In our two previous articles we talked about important psychologists who founded the behaviorist movement of learning psychology. This movement posits that animals, us included, learn and behave based on associations and reinforcements made by the external environment. Moreover, behaviorism sought to establish psychology as only the study of behavior, not mental processes (Miller, 2003).
The rise of behaviorist theory during the 20th century was met with skepticism by many psychologists. These skeptics went on to create a field of study counter to behaviors: cognitivism. This subset of psychologists sought to understand the mental processes (such as memory formation, storage, and retrieval) that allow for learning, as well as how our cognitions affect our behaviors (Bates, 2015; Miller, 2003).
Cognitive psychology utilizes computational models, neuroscientific understanding of brain architecture, and experimental data to form theoretical frameworks for how our brains process information and respond (Thagard, 2018). Additionally, cognitive psychology seeks to understand how social, cultural, and emotional factors play into the ways we think, learn, and solve problems (Stagnor, 2014).
For many years, behaviorists and cognitivists were adversarial and often viewed each other as incorrect or lacking. Today, most psychologists agree that both behaviorist and cognitivist ideas are important to understanding human behavior. I believe this is an important reminder as it reminds us that things are almost never black and white. In reality, the world is more complicated than that.

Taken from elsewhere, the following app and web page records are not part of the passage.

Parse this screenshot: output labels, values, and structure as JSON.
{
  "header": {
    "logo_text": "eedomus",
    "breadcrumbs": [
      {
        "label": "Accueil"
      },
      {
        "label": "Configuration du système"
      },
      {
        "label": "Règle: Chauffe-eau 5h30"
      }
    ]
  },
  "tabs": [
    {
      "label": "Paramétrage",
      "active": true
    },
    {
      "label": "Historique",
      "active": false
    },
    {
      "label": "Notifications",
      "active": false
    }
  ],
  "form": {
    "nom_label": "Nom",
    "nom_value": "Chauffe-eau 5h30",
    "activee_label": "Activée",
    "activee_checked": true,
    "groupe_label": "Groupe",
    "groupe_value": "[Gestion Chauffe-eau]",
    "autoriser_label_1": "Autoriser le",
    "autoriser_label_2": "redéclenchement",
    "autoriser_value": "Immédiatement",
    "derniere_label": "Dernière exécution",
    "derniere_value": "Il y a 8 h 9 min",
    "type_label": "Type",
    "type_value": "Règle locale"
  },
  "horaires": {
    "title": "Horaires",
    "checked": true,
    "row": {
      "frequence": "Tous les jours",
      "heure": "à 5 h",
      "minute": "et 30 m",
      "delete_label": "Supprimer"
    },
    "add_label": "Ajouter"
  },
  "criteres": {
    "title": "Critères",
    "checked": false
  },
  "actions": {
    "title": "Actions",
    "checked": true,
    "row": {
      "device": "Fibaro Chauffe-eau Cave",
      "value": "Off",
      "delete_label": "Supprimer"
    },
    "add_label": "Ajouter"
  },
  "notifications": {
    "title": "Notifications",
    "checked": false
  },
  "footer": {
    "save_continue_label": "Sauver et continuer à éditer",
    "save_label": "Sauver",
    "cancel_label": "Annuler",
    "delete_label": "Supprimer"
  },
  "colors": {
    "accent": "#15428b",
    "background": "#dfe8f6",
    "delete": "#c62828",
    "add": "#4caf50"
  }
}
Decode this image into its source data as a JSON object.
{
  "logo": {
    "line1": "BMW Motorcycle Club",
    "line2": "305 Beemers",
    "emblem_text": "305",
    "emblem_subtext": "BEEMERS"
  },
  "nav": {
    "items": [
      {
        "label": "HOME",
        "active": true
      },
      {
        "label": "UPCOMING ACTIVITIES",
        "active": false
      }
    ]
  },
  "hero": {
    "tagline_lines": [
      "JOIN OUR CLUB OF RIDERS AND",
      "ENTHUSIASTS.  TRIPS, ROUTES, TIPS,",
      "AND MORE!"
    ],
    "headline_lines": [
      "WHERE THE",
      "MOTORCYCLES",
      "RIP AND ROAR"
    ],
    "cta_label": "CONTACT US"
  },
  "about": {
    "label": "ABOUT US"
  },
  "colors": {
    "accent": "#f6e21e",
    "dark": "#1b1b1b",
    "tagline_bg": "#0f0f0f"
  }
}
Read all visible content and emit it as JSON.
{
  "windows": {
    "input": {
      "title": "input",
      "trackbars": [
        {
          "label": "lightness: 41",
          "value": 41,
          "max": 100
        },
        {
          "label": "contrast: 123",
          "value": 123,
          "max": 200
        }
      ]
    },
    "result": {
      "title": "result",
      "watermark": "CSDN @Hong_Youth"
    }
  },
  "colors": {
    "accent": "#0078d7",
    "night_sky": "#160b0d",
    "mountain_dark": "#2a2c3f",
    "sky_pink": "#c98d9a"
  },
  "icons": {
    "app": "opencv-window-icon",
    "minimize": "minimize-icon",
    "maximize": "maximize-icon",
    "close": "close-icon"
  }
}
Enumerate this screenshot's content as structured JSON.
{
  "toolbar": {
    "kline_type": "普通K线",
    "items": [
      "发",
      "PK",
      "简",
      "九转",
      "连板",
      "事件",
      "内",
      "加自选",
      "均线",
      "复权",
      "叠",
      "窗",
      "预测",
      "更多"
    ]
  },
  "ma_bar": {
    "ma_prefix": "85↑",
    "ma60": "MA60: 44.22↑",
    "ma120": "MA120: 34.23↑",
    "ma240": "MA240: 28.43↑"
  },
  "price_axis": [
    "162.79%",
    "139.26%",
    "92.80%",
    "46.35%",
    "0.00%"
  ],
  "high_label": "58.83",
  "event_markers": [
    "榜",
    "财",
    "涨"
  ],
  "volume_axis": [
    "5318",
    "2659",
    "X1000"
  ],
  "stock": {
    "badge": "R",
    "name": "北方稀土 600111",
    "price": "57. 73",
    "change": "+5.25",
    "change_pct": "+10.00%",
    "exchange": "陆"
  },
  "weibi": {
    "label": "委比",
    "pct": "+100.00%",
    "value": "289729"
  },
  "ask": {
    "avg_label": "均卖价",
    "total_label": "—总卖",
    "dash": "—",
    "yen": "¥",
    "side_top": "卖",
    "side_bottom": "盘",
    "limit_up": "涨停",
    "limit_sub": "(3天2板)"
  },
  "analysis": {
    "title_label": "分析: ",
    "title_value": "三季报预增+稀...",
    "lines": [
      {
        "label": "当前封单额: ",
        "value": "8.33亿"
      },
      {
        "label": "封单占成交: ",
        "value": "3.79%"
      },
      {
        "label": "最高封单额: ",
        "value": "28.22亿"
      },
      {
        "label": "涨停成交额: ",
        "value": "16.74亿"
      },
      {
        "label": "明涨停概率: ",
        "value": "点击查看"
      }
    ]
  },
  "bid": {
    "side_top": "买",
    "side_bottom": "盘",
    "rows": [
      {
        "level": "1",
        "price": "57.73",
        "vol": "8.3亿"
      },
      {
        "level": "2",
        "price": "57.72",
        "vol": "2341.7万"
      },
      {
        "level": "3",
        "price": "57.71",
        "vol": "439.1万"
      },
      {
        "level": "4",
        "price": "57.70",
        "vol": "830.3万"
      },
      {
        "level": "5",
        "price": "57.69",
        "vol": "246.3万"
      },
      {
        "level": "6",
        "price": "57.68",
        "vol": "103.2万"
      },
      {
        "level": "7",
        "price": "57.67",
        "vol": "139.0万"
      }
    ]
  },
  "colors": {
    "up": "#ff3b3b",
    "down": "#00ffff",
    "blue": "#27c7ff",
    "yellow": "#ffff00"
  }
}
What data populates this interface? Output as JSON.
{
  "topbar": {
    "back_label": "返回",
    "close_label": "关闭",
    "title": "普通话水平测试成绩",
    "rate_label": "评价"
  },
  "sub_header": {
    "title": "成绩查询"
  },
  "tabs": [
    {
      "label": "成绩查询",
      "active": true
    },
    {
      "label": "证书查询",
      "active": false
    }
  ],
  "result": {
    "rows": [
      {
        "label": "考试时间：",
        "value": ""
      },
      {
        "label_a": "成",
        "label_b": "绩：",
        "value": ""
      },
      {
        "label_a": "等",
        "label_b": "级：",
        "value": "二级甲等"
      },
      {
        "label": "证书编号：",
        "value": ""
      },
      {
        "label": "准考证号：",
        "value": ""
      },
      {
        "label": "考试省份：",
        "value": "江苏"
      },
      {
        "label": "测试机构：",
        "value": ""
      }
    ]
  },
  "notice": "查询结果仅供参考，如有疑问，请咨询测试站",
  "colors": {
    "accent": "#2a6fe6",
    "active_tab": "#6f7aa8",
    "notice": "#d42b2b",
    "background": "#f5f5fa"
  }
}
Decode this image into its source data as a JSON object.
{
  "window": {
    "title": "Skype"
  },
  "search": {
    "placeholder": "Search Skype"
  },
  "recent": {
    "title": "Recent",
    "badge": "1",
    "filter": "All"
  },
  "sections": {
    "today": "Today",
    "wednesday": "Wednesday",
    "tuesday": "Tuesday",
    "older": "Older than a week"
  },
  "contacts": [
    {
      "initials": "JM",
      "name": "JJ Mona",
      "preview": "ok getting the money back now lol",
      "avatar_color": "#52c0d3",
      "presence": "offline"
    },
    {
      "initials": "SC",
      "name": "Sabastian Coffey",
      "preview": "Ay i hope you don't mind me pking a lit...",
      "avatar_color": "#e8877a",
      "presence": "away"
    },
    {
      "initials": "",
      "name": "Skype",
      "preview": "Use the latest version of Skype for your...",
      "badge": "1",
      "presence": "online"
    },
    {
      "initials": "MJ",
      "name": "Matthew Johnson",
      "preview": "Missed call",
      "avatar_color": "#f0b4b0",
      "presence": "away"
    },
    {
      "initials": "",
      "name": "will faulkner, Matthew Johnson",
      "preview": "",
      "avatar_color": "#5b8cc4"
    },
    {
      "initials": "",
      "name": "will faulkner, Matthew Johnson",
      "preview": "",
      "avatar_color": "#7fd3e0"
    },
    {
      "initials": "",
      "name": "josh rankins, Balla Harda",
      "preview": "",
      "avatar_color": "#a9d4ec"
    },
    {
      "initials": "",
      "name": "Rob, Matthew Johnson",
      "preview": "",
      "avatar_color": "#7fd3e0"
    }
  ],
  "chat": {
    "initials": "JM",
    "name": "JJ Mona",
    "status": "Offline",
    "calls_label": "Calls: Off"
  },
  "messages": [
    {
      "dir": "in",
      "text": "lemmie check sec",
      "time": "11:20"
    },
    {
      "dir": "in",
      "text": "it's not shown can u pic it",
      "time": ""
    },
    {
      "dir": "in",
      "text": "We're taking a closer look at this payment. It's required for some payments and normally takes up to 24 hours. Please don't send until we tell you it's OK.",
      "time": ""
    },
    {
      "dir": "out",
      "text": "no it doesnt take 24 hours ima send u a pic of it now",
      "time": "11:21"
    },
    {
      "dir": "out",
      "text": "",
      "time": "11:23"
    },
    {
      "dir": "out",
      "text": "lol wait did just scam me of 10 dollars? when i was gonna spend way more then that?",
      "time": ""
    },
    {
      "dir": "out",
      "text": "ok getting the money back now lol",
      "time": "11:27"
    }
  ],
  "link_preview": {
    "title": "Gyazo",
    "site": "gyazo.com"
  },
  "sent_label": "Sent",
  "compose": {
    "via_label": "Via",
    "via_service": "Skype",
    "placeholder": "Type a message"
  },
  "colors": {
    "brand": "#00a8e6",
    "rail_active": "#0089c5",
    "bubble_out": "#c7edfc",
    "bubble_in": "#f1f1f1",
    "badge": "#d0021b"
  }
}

In order to further understand the human experience we need great thinkers from many different perspectives working together toward scientific discovery.